The Town Council chooses a natural insecticide to kill off caterpillars after residents raise concerns about harm from synthetic chemicals.
CUMBERLAND — Town officials have modified their plan to spray insecticide to fight a browntail moth infestation, in response to residents’ concerns about environmental threats posed by chemical pesticides.
The town proposed using a truck-mounted sprayer to coat trees along three miles of Foreside Road with a chemical insecticide to kill browntail moth caterpillars. The invasive insects defoliate trees and can shed tiny hairs that cause skin rashes and respiratory problems in some people.
Although many residents support using pesticides to curb the worst moth infestation in more than a decade, some worried that a synthetic insecticide could harm people and the environment, including marine life in Casco Bay.
Terry Traver, a licensed pesticide applicator with Whitney Tree Service, said the town decided instead to use a naturally derived pesticide to tackle the infestation.
“We feel like it is a more environmentally friendly approach with some of the residents who were concerned about spraying pesticides, with their gardens and pets,” Traver said.
The natural treatment could be less effective than a synthetic spray, but it is less harmful to the environment, he said.
Browntail moths nest high in oak and apple trees. In May, 2-inch-long caterpillars break out of the nests and start feeding on new leaves before spinning cocoons in late June to pupate into moths.
The caterpillars can do extensive damage to trees and are covered with toxic hairs that can drift through the air and cause a rash similar to poison ivy and provoke respiratory problems for some people. The moths shed their skins five times a season, and the hairs stay in the environment and can cause problems for months after the caterpillars are gone.
Ivy Frignoca, the bay keeper for Friends of Casco Bay, said her office received half a dozen calls from residents with concerns about the spraying program before a public meeting on the proposal last week. Concerns about damage ranged from people and pets to marine animals along the coast.
“As the lead advocate for Casco Bay, when an issue like this comes up that threatens the health of the bay, we have to look into it,” Frignoca said.
The town planned to use Tempo, a synthetic neurotoxin, to kill the caterpillars. Tempo is extremely toxic to fish and aquatic invertebrates and should not be allowed to run into storm water, according to the warning documents for the treatment. Even though state rules prohibit spraying pesticides within 250 feet of any shoreline, people were concerned that the chemical could find its way into Casco Bay and harm shellfish.
During the last browntail moth infestation, in the late 1990s, communities around Casco Bay used aerial sprays to counter the insects, but that was controversial because of its negative effect on shellfish, particularly lobsters. Cumberland is not considering an aerial spraying program this year.
For the spraying to be effective, the town needs a majority of Foreside Road residents to sign consent forms allowing the town’s contractor to spray on their properties. The deadline for signing the forms is Friday, and the town intends to start spraying next week.
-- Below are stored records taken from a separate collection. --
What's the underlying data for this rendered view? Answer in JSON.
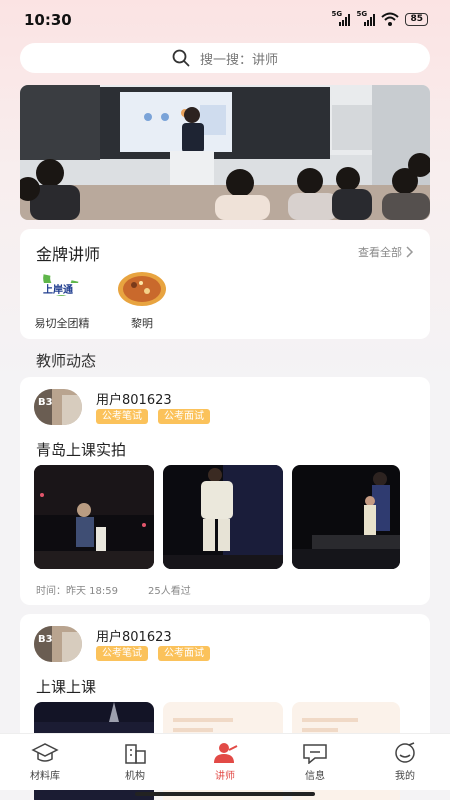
{
  "status": {
    "time": "10:30",
    "sim1": "5G",
    "sim2": "5G",
    "battery": "85"
  },
  "search": {
    "placeholder": "搜一搜：讲师"
  },
  "gold": {
    "title": "金牌讲师",
    "view_all": "查看全部",
    "teachers": [
      {
        "name": "易切全团精",
        "logo_text": "上岸通"
      },
      {
        "name": "黎明"
      }
    ]
  },
  "dynamics": {
    "title": "教师动态"
  },
  "posts": [
    {
      "user": "用户801623",
      "avatar_text": "B3",
      "tags": [
        "公考笔试",
        "公考面试"
      ],
      "title": "青岛上课实拍",
      "time": "时间：昨天 18:59",
      "views": "25人看过"
    },
    {
      "user": "用户801623",
      "avatar_text": "B3",
      "tags": [
        "公考笔试",
        "公考面试"
      ],
      "title": "上课上课"
    }
  ],
  "nav": [
    {
      "label": "材料库",
      "icon": "graduation-cap-icon"
    },
    {
      "label": "机构",
      "icon": "building-icon"
    },
    {
      "label": "讲师",
      "icon": "teacher-icon",
      "active": true
    },
    {
      "label": "信息",
      "icon": "message-icon"
    },
    {
      "label": "我的",
      "icon": "profile-face-icon"
    }
  ],
  "colors": {
    "accent": "#e24a46",
    "tag": "#fbc25b"
  }
}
Town Councilor Tom Gruber, a Foreside resident, said in response to resident concerns that the council decided to spray with spinosad, a chemical derived from soil bacterium that is toxic to insects and sold under the brand Conserve SC. The pesticide is less harmful to shellfish and it sticks to soil, giving it less potential to move to groundwater.
The town planned to spray only along Foreside Road, but now is expanding the scope of the project to include 18 private side streets. Private roads will be charged $300 to $500 for treatment, depending on the length of the road, according to a letter to residents from Town Manager Bill Shane.
The cost of the natural treatment is expected to be slightly more than the synthetic chemical, but Gruber said it shouldn’t exceed the $15,000 budgeted for the project.
“After a long discussion and concerns, we came up with a more environmentally friendly plan,” Gruber said.